“One of the troublesome things about today’s simplicity movements is that they are often just alternate forms of consumption” — David Brooks
The desire to simplify, in-light of rampant materialism, gained traction over the past decade and blossomed into an overwhelming market of goods and services. Blogs, magazines, products, and even consultants have captured the public imagination — largely because most of us feel underwater when it comes to work, family, and personal life.
Magazines like Real Simple are sometimes asking you to strip away your stuff so you can buy new, simpler stuff. There’s a whiff of the haute bourgeoisie ethos here — that simplification is not really spiritual or antimaterialism; just a more refined, organic, locally grown and morally status-building form of materialism.
Brooks criticized the agnostic heart of modern simplicity movements, “Today’s simplicity movements are also not as philosophically explicit as older ones. The Puritans were stripping away the material for a closer contact with God… It’s easy to see what today’s simplifiers are throwing away; it’s not always clear what they are for.” Espousing moral frameworks, while rare for the rest of the Times, is something Brooks has become known for in his writing.
[Brooks] consulted Pastor Timothy Keller, founder of Redeemer Presbyterian Church in Manhattan and one of the country’s most prominent evangelicals. There are many explicitly Christian descriptions of sin: fallenness, brokenness, depravity. Keller suggested Brooks try a more neutral phrasing: “disordered love.” When we blab a secret at a party, for example, we misplace love of popularity over love of friendship.

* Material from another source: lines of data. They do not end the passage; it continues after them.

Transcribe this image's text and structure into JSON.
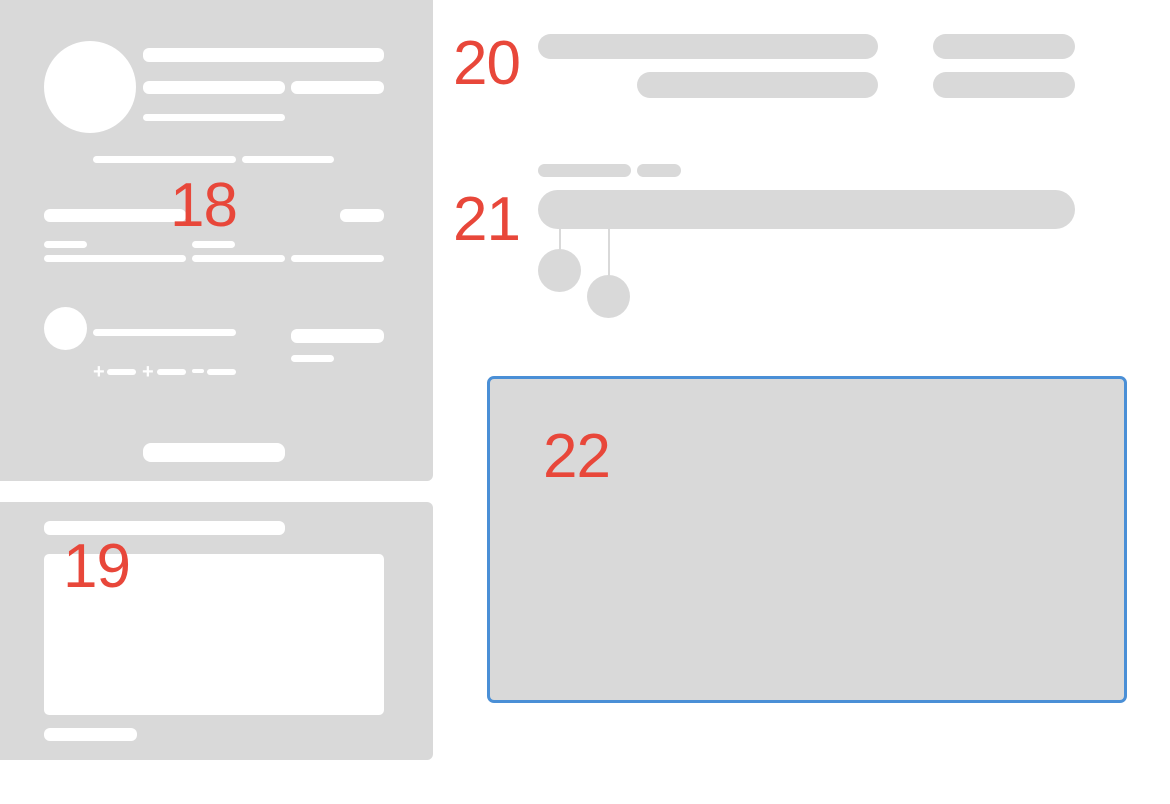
{
  "labels": {
    "n18": "18",
    "n19": "19",
    "n20": "20",
    "n21": "21",
    "n22": "22"
  },
  "colors": {
    "placeholder": "#d9d9d9",
    "label": "#e8473a",
    "selection": "#4a8fd6",
    "background": "#ffffff"
  },
  "selected_block": "22"
}
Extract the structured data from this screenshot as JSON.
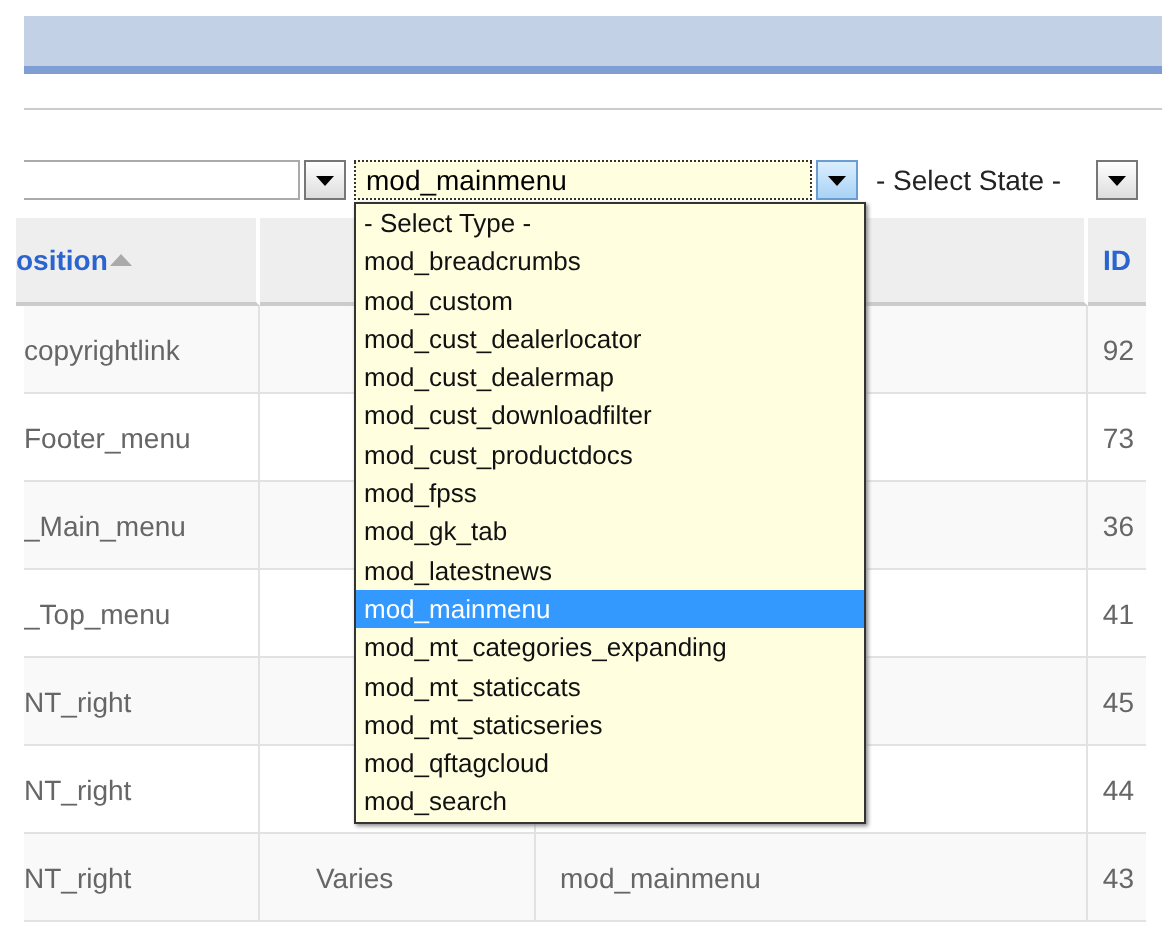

Disordered love is an Augustinian framework which Dr. Keller regularly expounds upon in his teaching and writing. And it seems to have struck a cord with Brooks: “All of us love certain things,” he told the 2015 graduating class at Dartmouth. “But you don’t really know the nature of your love until you’ve tested it with reality.” The commencement address warned against what Brooks’ calls, “completely garbage advice: Listen to your inner voice. Be true to yourself. Follow your passion. Your future is limitless.”
Your fulfillment in life will not come from how much you explore your freedom and keep your options open. That’s the path to a frazzled, scattered life in which you try to please everyone and end up pleasing no one. Your fulfillment will come by how well you end your freedom.Making a commitment simply means falling in love with something and then building a structure of behavior around it that will carry you through when your love falters.
Do not lay up for yourselves treasures on earth, where moth and rust destroy and where thieves break in and steal, but lay up for yourselves treasures in heaven, where neither moth nor rust destroys and where thieves do not break in and steal. For where your treasure is, there your heart will be also…Seek first the kingdom of God and his righteousness, and all these things will be added to you. — Jesus
2 Kings 19 (Listen – 6:11)
Hebrews 1 (Listen – 2:15)
2 Kings 20 (Listen – 3:39) Hebrews 2 (Listen – 2:47)
2 Kings 21 (Listen – 4:06) Hebrews 3 (Listen – 2:25)
- The Evolution of Simplicity. David Brooks for The New York Times.
- Stressed, Tired, Rushed: A Portrait of the Modern Family. Claire Cain Miller for The New York Times.
- The Transformation of David Brooks. Danny Funt for Columbia Journalism Review.
- 10 Posts on Becoming Minimalist. Joshua Becker.
- David Brooks’ Dartmouth 2015 Commencement Speech (video: 20:58)